Give back every entry exactly as it is written, but not the pictures.

*** Data for analysis ***

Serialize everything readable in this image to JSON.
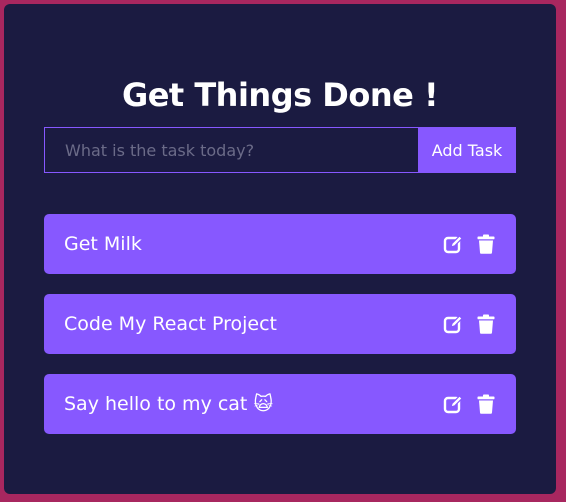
{
  "app": {
    "title": "Get Things Done !"
  },
  "form": {
    "input_placeholder": "What is the task today?",
    "input_value": "",
    "add_button_label": "Add Task"
  },
  "todos": [
    {
      "text": "Get Milk",
      "edit_icon": "edit-icon",
      "delete_icon": "trash-icon"
    },
    {
      "text": "Code My React Project",
      "edit_icon": "edit-icon",
      "delete_icon": "trash-icon"
    },
    {
      "text": "Say hello to my cat 🙀",
      "edit_icon": "edit-icon",
      "delete_icon": "trash-icon"
    }
  ],
  "colors": {
    "page_background": "#a8275f",
    "card_background": "#1b1b41",
    "accent": "#8758ff",
    "text": "#ffffff"
  }
}
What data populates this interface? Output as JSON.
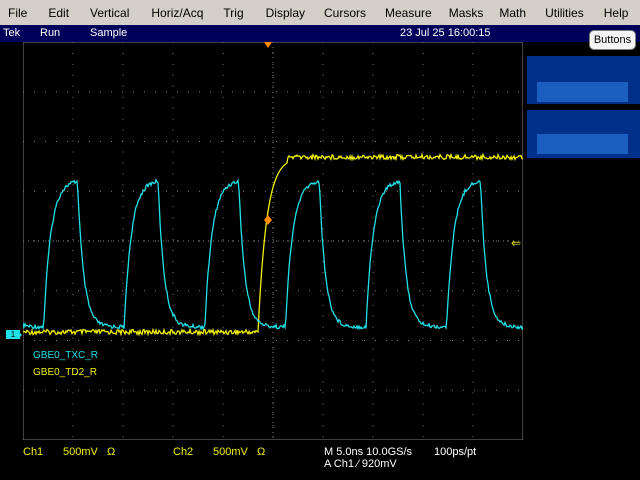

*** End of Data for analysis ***

» **Answer below**
Serialize everything readable in this image to JSON.
{
  "app": {
    "title": "Get Things Done !"
  },
  "form": {
    "input_placeholder": "What is the task today?",
    "input_value": "",
    "add_button_label": "Add Task"
  },
  "todos": [
    {
      "text": "Get Milk",
      "edit_icon": "edit-icon",
      "delete_icon": "trash-icon"
    },
    {
      "text": "Code My React Project",
      "edit_icon": "edit-icon",
      "delete_icon": "trash-icon"
    },
    {
      "text": "Say hello to my cat 🙀",
      "edit_icon": "edit-icon",
      "delete_icon": "trash-icon"
    }
  ],
  "colors": {
    "page_background": "#a8275f",
    "card_background": "#1b1b41",
    "accent": "#8758ff",
    "text": "#ffffff"
  }
}
What data populates this interface? Output as JSON.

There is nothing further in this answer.